Exceptfor a brief time during the “New Math” fad in 1960s, math was taught throughrote memorization and practice. Too much focus was on learning procedureswithout any connection to meaning, understanding, or the applications thatrequired the procedure. When the Common Core Standards were introduced, thefocus on math instruction went from the rote practice to student centered. Thenew standards were based on the mathematical understanding that studentsconstruct their own understanding when solving math problems.

In Common Core, mathstandards changed from placing math standards haphazardly and with no priorconnections to previous grade levels to spiraling and building on each priorgrade level. Each grade level builds upon the math foundations learned theprevious year.
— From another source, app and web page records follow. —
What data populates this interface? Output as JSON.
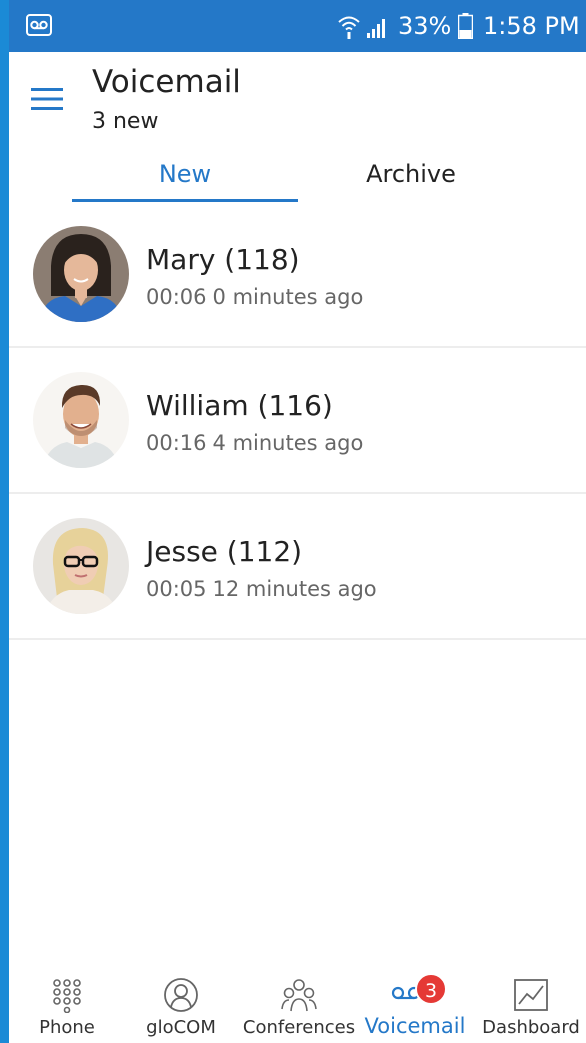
{
  "status_bar": {
    "battery": "33%",
    "time": "1:58 PM",
    "icons": [
      "voicemail-icon",
      "wifi-icon",
      "signal-icon",
      "battery-icon"
    ]
  },
  "header": {
    "title": "Voicemail",
    "subtitle": "3 new"
  },
  "tabs": [
    {
      "label": "New",
      "active": true
    },
    {
      "label": "Archive",
      "active": false
    }
  ],
  "voicemails": [
    {
      "name": "Mary (118)",
      "duration": "00:06",
      "age": "0 minutes ago"
    },
    {
      "name": "William (116)",
      "duration": "00:16",
      "age": "4 minutes ago"
    },
    {
      "name": "Jesse (112)",
      "duration": "00:05",
      "age": "12 minutes ago"
    }
  ],
  "bottom_nav": {
    "items": [
      {
        "label": "Phone",
        "icon": "dialpad-icon"
      },
      {
        "label": "gloCOM",
        "icon": "user-icon"
      },
      {
        "label": "Conferences",
        "icon": "group-icon"
      },
      {
        "label": "Voicemail",
        "icon": "voicemail-icon",
        "active": true,
        "badge": "3"
      },
      {
        "label": "Dashboard",
        "icon": "chart-icon"
      }
    ]
  },
  "colors": {
    "accent": "#2478c8",
    "status_bar": "#2478c8",
    "badge": "#e53935"
  }
}
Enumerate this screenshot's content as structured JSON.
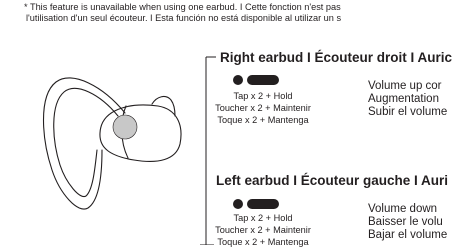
{
  "notice": {
    "line1": "* This feature is unavailable when using one earbud. I Cette fonction n'est pas",
    "line2": "l'utilisation d'un seul écouteur. I Esta función no está disponible al utilizar un s"
  },
  "right": {
    "title": "Right earbud I Écouteur droit I Auric",
    "gesture": [
      "Tap x 2 + Hold",
      "Toucher x 2 + Maintenir",
      "Toque x 2 + Mantenga"
    ],
    "action": [
      "Volume up cor",
      "Augmentation",
      "Subir el volume"
    ]
  },
  "left": {
    "title": "Left earbud I Écouteur gauche I Auri",
    "gesture": [
      "Tap x 2 + Hold",
      "Toucher x 2 + Maintenir",
      "Toque x 2 + Mantenga"
    ],
    "action": [
      "Volume down",
      "Baisser le volu",
      "Bajar el volume"
    ]
  }
}
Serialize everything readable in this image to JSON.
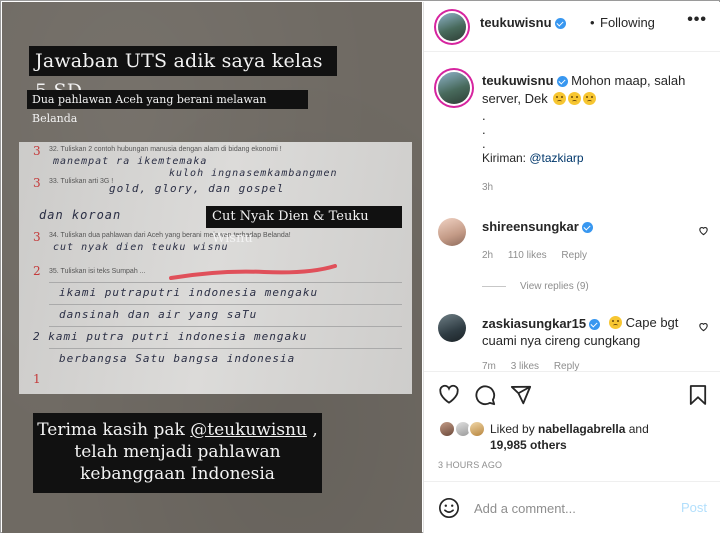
{
  "image": {
    "title": "Jawaban UTS adik saya kelas 5 SD",
    "subtitle": "Dua pahlawan Aceh yang berani melawan Belanda",
    "names_label": "Cut Nyak Dien & Teuku Wisnu",
    "thanks_line1_prefix": "Terima kasih pak ",
    "thanks_mention": "@teukuwisnu",
    "thanks_line1_suffix": " ,",
    "thanks_line2": "telah menjadi pahlawan",
    "thanks_line3": "kebanggaan Indonesia",
    "paper": {
      "q32": "32. Tuliskan 2 contoh hubungan manusia dengan alam di bidang ekonomi !",
      "q33": "33. Tuliskan arti 3G !",
      "q34": "34. Tuliskan dua pahlawan dari Aceh yang berani melawan terhadap Belanda!",
      "q35": "35. Tuliskan isi teks Sumpah ...",
      "a32": "manempat ra ikemtemaka",
      "a32b": "kuloh ingnasemkambangmen",
      "a33": "gold, glory, dan gospel",
      "a33b": "dan koroan",
      "a34": "cut nyak dien teuku wisnu",
      "a35a": "ikami putraputri indonesia mengaku",
      "a35b": "dansinah dan air yang saTu",
      "a35c": "2 kami putra putri indonesia mengaku",
      "a35d": "berbangsa Satu bangsa indonesia",
      "mark3a": "3",
      "mark3b": "3",
      "mark3c": "3",
      "mark2": "2",
      "mark1": "1"
    }
  },
  "header": {
    "username": "teukuwisnu",
    "separator": "•",
    "following": "Following",
    "more": "•••"
  },
  "caption": {
    "username": "teukuwisnu",
    "text": "Mohon maap, salah server, Dek",
    "dots": [
      ".",
      ".",
      "."
    ],
    "credit_prefix": "Kiriman: ",
    "credit_link": "@tazkiarp",
    "time": "3h"
  },
  "comments": [
    {
      "username": "shireensungkar",
      "text": "",
      "time": "2h",
      "likes": "110 likes",
      "reply": "Reply",
      "view_replies": "View replies (9)"
    },
    {
      "username": "zaskiasungkar15",
      "text": "Cape bgt cuami nya cireng cungkang",
      "time": "7m",
      "likes": "3 likes",
      "reply": "Reply"
    }
  ],
  "likes": {
    "prefix": "Liked by ",
    "user": "nabellagabrella",
    "middle": " and",
    "count": "19,985 others",
    "ago": "3 HOURS AGO"
  },
  "add_comment": {
    "placeholder": "Add a comment...",
    "post": "Post"
  },
  "colors": {
    "verified": "#3897f0",
    "story_ring": "#d6249f",
    "link": "#00376b",
    "post_disabled": "#b2dffc"
  },
  "icons": [
    "heart-icon",
    "comment-icon",
    "share-icon",
    "bookmark-icon",
    "smiley-icon",
    "verified-icon"
  ]
}
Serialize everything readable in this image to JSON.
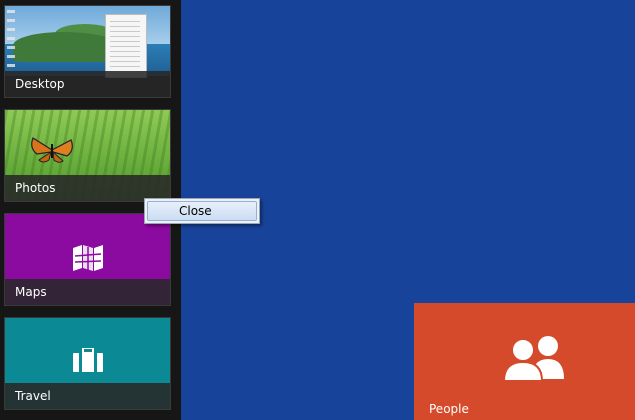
{
  "switcher": {
    "items": [
      {
        "label": "Desktop"
      },
      {
        "label": "Photos"
      },
      {
        "label": "Maps"
      },
      {
        "label": "Travel"
      }
    ]
  },
  "context_menu": {
    "items": [
      {
        "label": "Close"
      }
    ]
  },
  "start_tiles": {
    "people": {
      "label": "People",
      "color": "#d54a2a"
    }
  },
  "colors": {
    "background": "#18439b",
    "maps_tile": "#8b0aa0",
    "travel_tile": "#0b8a96",
    "switcher_bg": "#161616"
  },
  "icons": [
    "map-icon",
    "suitcase-icon",
    "people-icon"
  ]
}
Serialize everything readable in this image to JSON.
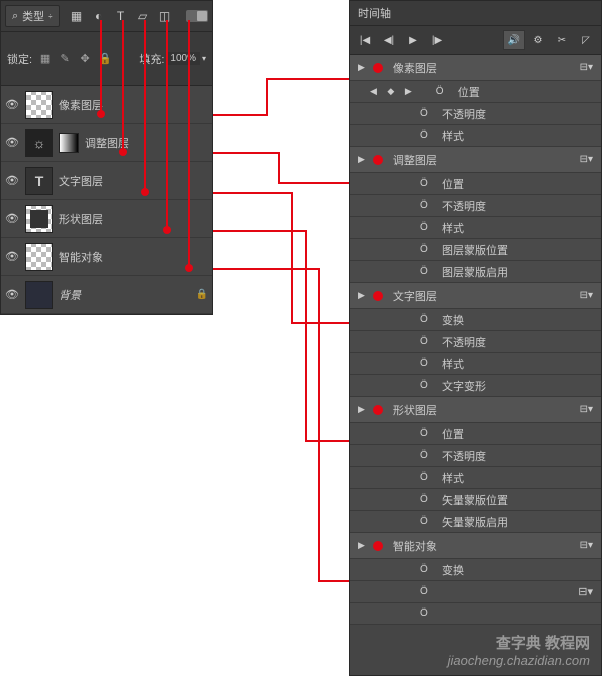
{
  "layers_panel": {
    "type_filter_label": "类型",
    "lock_label": "锁定:",
    "fill_label": "填充:",
    "fill_value": "100%",
    "layers": [
      {
        "name": "像素图层",
        "thumb": "checker"
      },
      {
        "name": "调整图层",
        "thumb": "adjust"
      },
      {
        "name": "文字图层",
        "thumb": "text"
      },
      {
        "name": "形状图层",
        "thumb": "shape"
      },
      {
        "name": "智能对象",
        "thumb": "smart"
      },
      {
        "name": "背景",
        "thumb": "solid",
        "locked": true,
        "italic": true
      }
    ]
  },
  "timeline_panel": {
    "title": "时间轴",
    "groups": [
      {
        "name": "像素图层",
        "children": [
          {
            "label": "位置",
            "arrows": true
          },
          {
            "label": "不透明度"
          },
          {
            "label": "样式"
          }
        ]
      },
      {
        "name": "调整图层",
        "children": [
          {
            "label": "位置"
          },
          {
            "label": "不透明度"
          },
          {
            "label": "样式"
          },
          {
            "label": "图层蒙版位置"
          },
          {
            "label": "图层蒙版启用"
          }
        ]
      },
      {
        "name": "文字图层",
        "children": [
          {
            "label": "变换"
          },
          {
            "label": "不透明度"
          },
          {
            "label": "样式"
          },
          {
            "label": "文字变形"
          }
        ]
      },
      {
        "name": "形状图层",
        "children": [
          {
            "label": "位置"
          },
          {
            "label": "不透明度"
          },
          {
            "label": "样式"
          },
          {
            "label": "矢量蒙版位置"
          },
          {
            "label": "矢量蒙版启用"
          }
        ]
      },
      {
        "name": "智能对象",
        "children": [
          {
            "label": "变换"
          },
          {
            "label": ""
          },
          {
            "label": ""
          }
        ]
      }
    ]
  },
  "watermark": {
    "cn": "查字典 教程网",
    "url": "jiaocheng.chazidian.com"
  },
  "colors": {
    "red": "#e30613",
    "panel": "#454545"
  }
}
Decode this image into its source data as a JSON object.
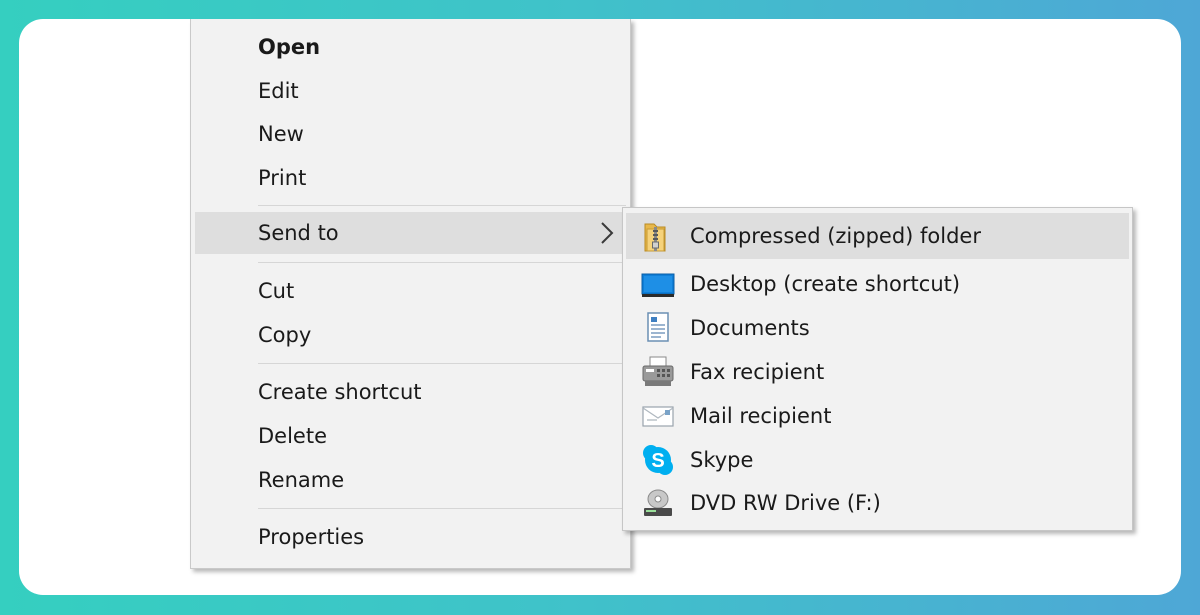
{
  "context_menu": {
    "items": [
      {
        "label": "Open"
      },
      {
        "label": "Edit"
      },
      {
        "label": "New"
      },
      {
        "label": "Print"
      },
      {
        "label": "Send to"
      },
      {
        "label": "Cut"
      },
      {
        "label": "Copy"
      },
      {
        "label": "Create shortcut"
      },
      {
        "label": "Delete"
      },
      {
        "label": "Rename"
      },
      {
        "label": "Properties"
      }
    ],
    "highlighted": "Send to",
    "submenu_arrow_icon": "chevron-right-icon"
  },
  "send_to_submenu": {
    "items": [
      {
        "label": "Compressed (zipped) folder",
        "icon": "zip-folder-icon"
      },
      {
        "label": "Desktop (create shortcut)",
        "icon": "desktop-icon"
      },
      {
        "label": "Documents",
        "icon": "documents-icon"
      },
      {
        "label": "Fax recipient",
        "icon": "fax-icon"
      },
      {
        "label": "Mail recipient",
        "icon": "mail-icon"
      },
      {
        "label": "Skype",
        "icon": "skype-icon"
      },
      {
        "label": "DVD RW Drive (F:)",
        "icon": "dvd-drive-icon"
      }
    ],
    "highlighted": "Compressed (zipped) folder"
  },
  "colors": {
    "background_gradient_start": "#35cfc0",
    "background_gradient_end": "#4ea7d6",
    "menu_background": "#f2f2f2",
    "highlight": "#dedede",
    "skype_blue": "#00aff0",
    "desktop_blue": "#0078d7"
  }
}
Rather than covering the excess of topics taught before, the CommonCore requires deeper understanding and the ability to apply mathematics toproblems students may not have encountered before. The Common Core StateStandards for Mathematics begin with eight Standards for Mathematical Practicethat describe ways in which students should engage with the content, processes,and proficiencies of longstanding importance in mathematics. To meet the learningoutcomes of the Common Core State Standards for mathematics, teachers need tofocus on providing students problems to solve in order to build conceptualunderstanding in math, not just procedural knowledge and step memorization. Itis important for student understanding that teachers present lessons andactivities that activity involve students in solving and discussing tasks that encouragemathematical reasoning and problem solving and allow varied solution strategies.

Teachers should not provide narrow pre-taught strategies but instead need tosupport different perspectives and strategies so students build on each other’sunderstanding of problem solving. Effective teaching practice for the standardsinvolve encouraging students to apply math through a variety of differentapproaches, including modeling and making and critiquing strategies.An important aspect ofCommon Core involves students constructing viable arguments and critiquing thereasoning of others. Teachers need to facilitate meaningful mathematicaldiscourse through purposeful questioning and discussions in every lesson.Effective teaching of math enables class discussion among students to buildshared understanding of math strategies and ideas by analyzing and comparingstudent approaches, strategies and arguments. The teacher is needed not to leadthe discussion, but to guide by applying purposeful questions to assess and advancestudents’ reasoning and connections to important math ideas and relationships.

By utilizing these methods, teachers ensure students develop a foundation ofconceptual understanding over time and become skillful in using procedures flexiblyas they solve new math problems. Asa fourth grade teacher, I already use a student centered problems solving approachto math. After my school sent me to CGI training, I changed the way I presentedmy lessons.

I open every lesson with a problem that relates to what I want mystudents to learn. Students share their strategies with the class where wediscuss strategies, create equations to match our strategies and discuss thesimilarities and differences between students solutions.